Exercise:
Check every line of the data and copy the ones where "time" appears.

==========

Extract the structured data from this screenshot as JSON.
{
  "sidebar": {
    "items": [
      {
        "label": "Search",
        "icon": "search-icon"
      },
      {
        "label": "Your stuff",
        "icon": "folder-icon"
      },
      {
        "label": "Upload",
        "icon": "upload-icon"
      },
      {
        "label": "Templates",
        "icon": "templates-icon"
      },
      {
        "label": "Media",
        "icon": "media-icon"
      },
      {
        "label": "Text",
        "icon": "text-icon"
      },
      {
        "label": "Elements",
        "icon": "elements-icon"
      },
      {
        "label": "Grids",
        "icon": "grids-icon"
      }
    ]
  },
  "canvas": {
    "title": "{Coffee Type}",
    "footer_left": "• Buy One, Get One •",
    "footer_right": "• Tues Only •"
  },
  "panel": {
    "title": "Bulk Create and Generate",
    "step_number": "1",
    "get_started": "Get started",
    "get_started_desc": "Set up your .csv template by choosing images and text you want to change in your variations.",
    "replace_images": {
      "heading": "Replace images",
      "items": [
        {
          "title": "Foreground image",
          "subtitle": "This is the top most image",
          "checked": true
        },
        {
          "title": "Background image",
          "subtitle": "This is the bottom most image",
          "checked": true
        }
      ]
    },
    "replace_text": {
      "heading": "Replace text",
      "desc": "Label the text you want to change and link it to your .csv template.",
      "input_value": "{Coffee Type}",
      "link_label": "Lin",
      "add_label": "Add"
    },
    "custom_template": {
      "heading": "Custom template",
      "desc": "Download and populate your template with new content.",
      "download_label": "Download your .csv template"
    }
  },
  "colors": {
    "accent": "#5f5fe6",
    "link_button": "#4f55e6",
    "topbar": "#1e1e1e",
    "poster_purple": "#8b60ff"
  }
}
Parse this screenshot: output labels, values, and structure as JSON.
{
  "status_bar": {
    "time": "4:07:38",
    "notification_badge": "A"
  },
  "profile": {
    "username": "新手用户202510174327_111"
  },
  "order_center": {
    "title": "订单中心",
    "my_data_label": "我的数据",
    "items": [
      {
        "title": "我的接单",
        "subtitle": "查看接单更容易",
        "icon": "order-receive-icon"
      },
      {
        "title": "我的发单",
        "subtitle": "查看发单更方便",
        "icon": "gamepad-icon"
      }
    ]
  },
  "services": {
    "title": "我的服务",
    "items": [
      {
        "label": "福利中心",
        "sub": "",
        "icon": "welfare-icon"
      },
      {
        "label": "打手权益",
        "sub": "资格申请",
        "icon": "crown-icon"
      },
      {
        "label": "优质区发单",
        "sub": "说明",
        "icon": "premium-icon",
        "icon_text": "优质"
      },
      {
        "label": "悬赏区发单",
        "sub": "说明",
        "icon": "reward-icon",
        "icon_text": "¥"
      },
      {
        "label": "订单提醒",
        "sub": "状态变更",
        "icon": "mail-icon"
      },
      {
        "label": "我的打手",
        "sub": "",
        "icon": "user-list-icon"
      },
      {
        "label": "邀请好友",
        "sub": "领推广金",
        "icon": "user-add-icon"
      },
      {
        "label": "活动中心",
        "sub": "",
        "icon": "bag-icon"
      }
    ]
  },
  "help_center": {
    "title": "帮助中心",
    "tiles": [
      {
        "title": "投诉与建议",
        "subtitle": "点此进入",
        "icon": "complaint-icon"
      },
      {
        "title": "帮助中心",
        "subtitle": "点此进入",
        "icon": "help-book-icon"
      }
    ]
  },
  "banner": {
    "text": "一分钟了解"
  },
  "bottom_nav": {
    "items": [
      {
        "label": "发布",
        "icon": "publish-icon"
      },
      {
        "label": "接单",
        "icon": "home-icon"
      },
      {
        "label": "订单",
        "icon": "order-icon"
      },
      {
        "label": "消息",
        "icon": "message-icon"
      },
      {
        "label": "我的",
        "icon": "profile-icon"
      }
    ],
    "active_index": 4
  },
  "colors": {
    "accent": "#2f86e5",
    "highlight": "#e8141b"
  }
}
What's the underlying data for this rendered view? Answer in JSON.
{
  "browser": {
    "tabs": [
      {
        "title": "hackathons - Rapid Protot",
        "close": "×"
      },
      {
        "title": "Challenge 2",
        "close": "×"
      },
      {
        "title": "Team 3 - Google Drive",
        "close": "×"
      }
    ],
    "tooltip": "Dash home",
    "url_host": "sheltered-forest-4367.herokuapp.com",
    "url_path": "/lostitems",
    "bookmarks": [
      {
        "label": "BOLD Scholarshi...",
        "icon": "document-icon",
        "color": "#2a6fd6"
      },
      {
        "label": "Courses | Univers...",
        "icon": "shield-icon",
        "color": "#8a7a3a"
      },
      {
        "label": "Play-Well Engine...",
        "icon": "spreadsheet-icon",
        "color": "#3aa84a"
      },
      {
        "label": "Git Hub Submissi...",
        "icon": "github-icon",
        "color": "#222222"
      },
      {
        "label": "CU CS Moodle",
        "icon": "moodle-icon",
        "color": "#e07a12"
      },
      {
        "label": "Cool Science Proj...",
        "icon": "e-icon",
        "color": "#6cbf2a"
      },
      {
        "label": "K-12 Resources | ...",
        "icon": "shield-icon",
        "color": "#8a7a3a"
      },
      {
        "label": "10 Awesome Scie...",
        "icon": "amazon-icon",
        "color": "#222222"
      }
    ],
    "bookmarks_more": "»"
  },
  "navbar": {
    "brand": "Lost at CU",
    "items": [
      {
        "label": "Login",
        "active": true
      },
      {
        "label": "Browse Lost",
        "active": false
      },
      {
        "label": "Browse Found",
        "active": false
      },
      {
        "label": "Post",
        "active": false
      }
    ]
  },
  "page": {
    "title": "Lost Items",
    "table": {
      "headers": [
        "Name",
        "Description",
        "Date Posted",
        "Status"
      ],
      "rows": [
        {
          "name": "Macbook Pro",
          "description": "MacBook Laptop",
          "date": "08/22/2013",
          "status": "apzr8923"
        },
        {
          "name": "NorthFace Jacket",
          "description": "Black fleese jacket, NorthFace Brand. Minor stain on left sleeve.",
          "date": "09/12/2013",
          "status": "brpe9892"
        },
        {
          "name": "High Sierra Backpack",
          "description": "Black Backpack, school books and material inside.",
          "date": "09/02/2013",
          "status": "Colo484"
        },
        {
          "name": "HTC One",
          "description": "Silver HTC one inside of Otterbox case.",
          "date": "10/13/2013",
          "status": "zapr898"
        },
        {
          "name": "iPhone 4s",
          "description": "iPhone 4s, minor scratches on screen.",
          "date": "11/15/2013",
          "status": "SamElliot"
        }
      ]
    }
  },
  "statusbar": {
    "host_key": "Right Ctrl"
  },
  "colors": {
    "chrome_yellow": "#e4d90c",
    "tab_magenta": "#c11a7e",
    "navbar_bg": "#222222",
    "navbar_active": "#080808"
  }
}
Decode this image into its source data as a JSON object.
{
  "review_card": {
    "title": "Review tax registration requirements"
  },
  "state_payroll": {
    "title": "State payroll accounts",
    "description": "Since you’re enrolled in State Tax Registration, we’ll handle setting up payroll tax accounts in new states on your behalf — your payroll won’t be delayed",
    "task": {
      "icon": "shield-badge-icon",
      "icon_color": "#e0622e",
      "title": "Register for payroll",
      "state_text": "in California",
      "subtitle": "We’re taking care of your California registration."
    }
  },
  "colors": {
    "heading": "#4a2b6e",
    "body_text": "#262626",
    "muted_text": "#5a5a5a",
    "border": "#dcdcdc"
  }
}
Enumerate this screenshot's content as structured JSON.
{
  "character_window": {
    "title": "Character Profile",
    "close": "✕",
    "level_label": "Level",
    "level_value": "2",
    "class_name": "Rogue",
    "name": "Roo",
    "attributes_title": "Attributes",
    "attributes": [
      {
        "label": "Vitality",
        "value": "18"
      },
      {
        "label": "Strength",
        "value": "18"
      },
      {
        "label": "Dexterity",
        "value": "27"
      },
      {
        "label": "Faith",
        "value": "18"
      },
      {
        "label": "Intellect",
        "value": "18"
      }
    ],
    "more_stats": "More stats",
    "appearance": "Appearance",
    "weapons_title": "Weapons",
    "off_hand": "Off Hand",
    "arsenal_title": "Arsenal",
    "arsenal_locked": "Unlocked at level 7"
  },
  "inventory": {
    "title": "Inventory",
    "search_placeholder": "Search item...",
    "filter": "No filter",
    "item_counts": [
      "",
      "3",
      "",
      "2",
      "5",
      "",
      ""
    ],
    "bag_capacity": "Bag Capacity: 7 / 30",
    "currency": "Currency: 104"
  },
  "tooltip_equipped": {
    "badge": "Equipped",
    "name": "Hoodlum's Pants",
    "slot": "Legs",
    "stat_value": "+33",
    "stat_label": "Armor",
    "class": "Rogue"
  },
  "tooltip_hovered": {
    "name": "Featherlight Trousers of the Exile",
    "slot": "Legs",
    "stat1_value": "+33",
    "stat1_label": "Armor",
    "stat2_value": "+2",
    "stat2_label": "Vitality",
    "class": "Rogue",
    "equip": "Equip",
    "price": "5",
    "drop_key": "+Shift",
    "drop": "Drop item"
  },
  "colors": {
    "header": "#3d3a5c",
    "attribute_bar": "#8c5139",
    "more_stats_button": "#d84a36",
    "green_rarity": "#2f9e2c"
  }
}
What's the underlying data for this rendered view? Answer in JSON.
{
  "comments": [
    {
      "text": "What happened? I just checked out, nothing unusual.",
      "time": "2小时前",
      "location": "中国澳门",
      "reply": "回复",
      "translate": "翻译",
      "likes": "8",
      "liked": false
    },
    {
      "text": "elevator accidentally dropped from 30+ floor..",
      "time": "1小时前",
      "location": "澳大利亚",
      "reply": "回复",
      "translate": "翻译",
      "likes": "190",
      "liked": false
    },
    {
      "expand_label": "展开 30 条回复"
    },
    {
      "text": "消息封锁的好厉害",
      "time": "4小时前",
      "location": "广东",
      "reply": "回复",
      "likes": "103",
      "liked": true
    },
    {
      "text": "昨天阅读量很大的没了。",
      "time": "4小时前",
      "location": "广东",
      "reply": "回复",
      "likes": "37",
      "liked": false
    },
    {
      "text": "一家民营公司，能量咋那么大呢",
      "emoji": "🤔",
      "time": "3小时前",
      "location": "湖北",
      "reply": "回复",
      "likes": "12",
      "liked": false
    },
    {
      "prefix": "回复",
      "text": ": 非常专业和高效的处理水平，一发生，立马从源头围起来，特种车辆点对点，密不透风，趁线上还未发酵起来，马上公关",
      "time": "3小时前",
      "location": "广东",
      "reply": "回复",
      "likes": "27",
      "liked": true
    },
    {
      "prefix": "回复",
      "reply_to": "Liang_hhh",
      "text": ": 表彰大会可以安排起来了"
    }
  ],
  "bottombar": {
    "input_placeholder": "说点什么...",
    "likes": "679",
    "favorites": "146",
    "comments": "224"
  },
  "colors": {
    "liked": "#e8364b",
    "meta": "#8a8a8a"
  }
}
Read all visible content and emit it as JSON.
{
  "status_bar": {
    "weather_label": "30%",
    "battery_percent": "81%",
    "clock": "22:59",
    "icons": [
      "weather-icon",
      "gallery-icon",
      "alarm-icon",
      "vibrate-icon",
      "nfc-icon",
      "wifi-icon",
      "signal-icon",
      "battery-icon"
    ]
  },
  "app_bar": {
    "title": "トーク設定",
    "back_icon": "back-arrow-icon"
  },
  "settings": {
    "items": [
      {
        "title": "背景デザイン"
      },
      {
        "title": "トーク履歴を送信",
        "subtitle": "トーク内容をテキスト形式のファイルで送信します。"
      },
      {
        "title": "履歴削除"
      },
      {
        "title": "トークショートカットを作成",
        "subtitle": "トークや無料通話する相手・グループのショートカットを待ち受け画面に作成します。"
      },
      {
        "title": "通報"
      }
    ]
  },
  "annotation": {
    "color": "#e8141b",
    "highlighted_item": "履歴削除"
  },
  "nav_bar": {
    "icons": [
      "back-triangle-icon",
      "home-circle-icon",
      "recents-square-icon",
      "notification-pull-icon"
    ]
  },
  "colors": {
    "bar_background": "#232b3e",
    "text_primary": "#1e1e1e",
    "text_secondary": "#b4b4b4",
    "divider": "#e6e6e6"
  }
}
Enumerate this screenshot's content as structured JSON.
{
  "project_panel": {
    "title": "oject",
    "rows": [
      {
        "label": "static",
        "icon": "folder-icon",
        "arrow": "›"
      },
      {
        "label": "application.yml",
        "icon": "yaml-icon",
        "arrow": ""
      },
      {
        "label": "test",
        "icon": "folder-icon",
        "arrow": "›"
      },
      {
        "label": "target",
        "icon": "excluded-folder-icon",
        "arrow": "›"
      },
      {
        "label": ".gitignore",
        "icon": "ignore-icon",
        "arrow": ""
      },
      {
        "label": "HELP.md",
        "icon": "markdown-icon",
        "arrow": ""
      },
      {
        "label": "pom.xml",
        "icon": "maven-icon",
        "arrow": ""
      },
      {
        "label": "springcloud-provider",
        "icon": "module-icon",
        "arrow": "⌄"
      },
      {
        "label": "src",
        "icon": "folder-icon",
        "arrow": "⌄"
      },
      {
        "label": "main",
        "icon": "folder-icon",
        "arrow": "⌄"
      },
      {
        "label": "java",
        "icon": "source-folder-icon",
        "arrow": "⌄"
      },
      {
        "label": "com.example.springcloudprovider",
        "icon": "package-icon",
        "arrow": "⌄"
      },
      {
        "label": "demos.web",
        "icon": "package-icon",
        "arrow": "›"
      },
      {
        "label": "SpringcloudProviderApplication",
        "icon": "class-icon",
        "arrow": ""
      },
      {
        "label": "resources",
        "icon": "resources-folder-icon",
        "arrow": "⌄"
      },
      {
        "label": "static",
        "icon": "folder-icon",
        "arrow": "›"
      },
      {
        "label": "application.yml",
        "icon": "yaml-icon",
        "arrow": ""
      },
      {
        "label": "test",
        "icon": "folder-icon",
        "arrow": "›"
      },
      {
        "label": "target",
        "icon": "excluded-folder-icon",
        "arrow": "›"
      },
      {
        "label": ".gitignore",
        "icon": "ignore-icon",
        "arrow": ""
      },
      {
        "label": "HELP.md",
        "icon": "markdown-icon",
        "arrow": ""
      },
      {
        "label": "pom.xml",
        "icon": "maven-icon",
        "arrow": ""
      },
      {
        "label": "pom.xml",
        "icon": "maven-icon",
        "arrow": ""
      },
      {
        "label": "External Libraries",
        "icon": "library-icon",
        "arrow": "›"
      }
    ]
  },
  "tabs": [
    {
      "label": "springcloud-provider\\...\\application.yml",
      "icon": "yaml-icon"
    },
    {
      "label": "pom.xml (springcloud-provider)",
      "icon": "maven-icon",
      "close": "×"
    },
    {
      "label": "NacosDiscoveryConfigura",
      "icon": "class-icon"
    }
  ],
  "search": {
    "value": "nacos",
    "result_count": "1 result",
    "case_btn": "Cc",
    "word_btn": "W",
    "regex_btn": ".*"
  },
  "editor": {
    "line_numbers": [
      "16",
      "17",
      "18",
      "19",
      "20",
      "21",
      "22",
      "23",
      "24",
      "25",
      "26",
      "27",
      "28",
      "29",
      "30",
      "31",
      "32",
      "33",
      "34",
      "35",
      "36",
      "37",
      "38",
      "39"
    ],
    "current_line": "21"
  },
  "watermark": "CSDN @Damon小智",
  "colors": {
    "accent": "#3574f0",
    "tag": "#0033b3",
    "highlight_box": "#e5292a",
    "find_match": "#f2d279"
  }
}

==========

Exercise answer:
    "time": "4:07:38",
      "time": "2小时前",
      "time": "1小时前",
      "time": "4小时前",
      "time": "4小时前",
      "time": "3小时前",
      "time": "3小时前",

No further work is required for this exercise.